● **About this exercise**: Scan the listing below for the word "name" and copy every line that has it.

-- Exercise input follows --

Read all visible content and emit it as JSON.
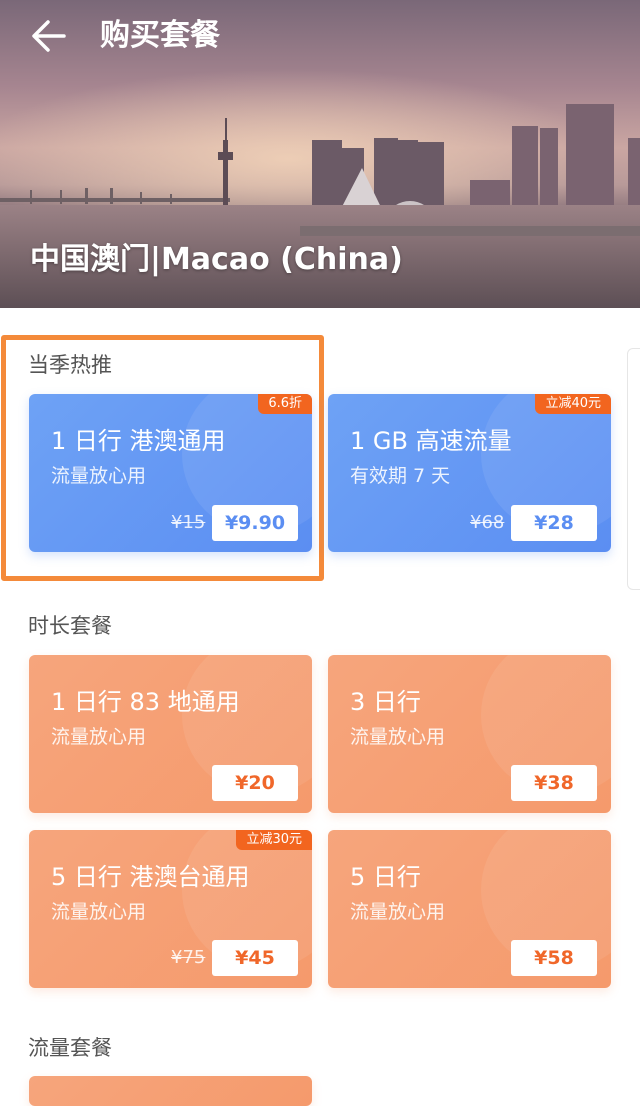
{
  "header": {
    "title": "购买套餐",
    "destination": "中国澳门|Macao (China)"
  },
  "sections": {
    "hot": "当季热推",
    "duration": "时长套餐",
    "data": "流量套餐"
  },
  "hot_cards": [
    {
      "name": "1 日行  港澳通用",
      "sub": "流量放心用",
      "badge": "6.6折",
      "old_price": "¥15",
      "price": "¥9.90"
    },
    {
      "name": "1 GB 高速流量",
      "sub": "有效期 7 天",
      "badge": "立减40元",
      "old_price": "¥68",
      "price": "¥28"
    }
  ],
  "duration_cards": [
    {
      "name": "1 日行  83 地通用",
      "sub": "流量放心用",
      "price": "¥20"
    },
    {
      "name": "3 日行",
      "sub": "流量放心用",
      "price": "¥38"
    },
    {
      "name": "5 日行  港澳台通用",
      "sub": "流量放心用",
      "badge": "立减30元",
      "old_price": "¥75",
      "price": "¥45"
    },
    {
      "name": "5 日行",
      "sub": "流量放心用",
      "price": "¥58"
    }
  ],
  "colors": {
    "accent_blue": "#5b8ef2",
    "accent_orange": "#f59a6c",
    "badge": "#f2651f",
    "highlight": "#f48a3a"
  },
  "icons": {
    "back": "arrow-left-icon"
  }
}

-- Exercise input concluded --

● **Result of this exercise**:
      "name": "1 日行  港澳通用",
      "name": "1 GB 高速流量",
      "name": "1 日行  83 地通用",
      "name": "3 日行",
      "name": "5 日行  港澳台通用",
      "name": "5 日行",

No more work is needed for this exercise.